Programmatic outcomes related to clinical reasoning focus on integration and application of basic science knowledge with the clinical presentation; introduction and application of clinical reasoning strategies in the pre-clinical setting; and application of clinical reasoning skills in the patient care setting. Evaluation methods were identified to monitor the programmatic outcomes. These methods include, but are not limited to, student course evaluations, Diagnostic Thinking Inventory, Clinical Skills Competency Exams I and II, Core Concept Exams, Health Sciences Reasoning Inventory, National Board Exams parts I, II, III and IV, and faculty interviews.
The full curriculum was reviewed and four pilot courses were selected. The pilot courses are Spinal Anatomy, Clinical Case Applications, Clinic I, and Orthopedics III. The pilot courses will be implemented during the Summer 2009 trimester.
For successful QEP implementation, new courses are being added to the curriculum. The new courses are Clinical Case Applications I (trimester 3), Basic Communication and History-Taking Skills (trimester 3), Clinical Case Applications II (trimester 4), Advanced Communication and History-Taking Skills (trimester 4), and Clinical Case Applications III (trimester 5). Full implementation will be on a two-track basis. The full track for incoming trimester one students begins in Fall 2009 and runs from trimesters one through ten.
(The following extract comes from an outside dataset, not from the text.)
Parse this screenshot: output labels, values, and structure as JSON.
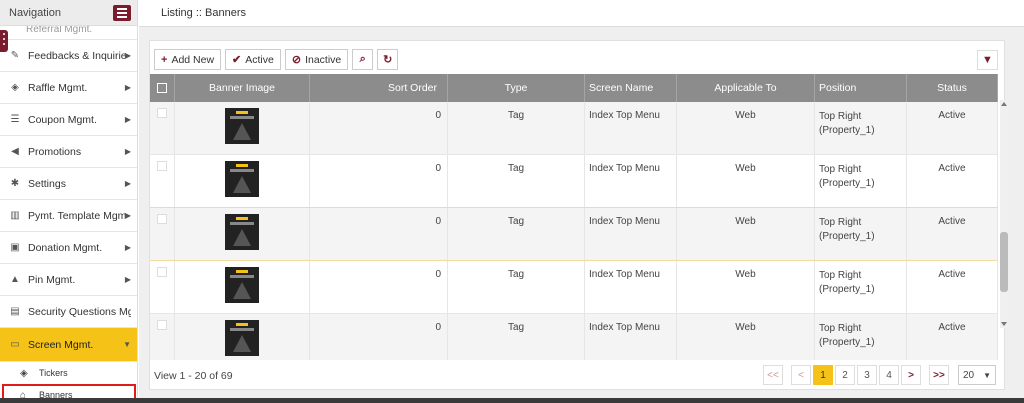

The second track encompasses the clinical experience and continues through Clinic II, Clinic III and Clinic IV for those students enrolled in the pilot course, Clinic I, culminating in graduation from the Doctor of Chiropractic degree program.
Teaching strategies to enhance clinical reasoning are being integrated into courses by means of standardized patients, case-based learning, team-based learning, faculty modeling, SNAPPS, reflective practice and electronic real-time student feedback.
Assessment of clinical reasoning will be conducted through extended matching, key features and script concordance questions; electronic real-time student feedback; standardized patient encounters; case-based discussions; student self-evaluation; Intern Global Rating; objective structured clinical evaluation; and Diagnostic Thinking Inventory.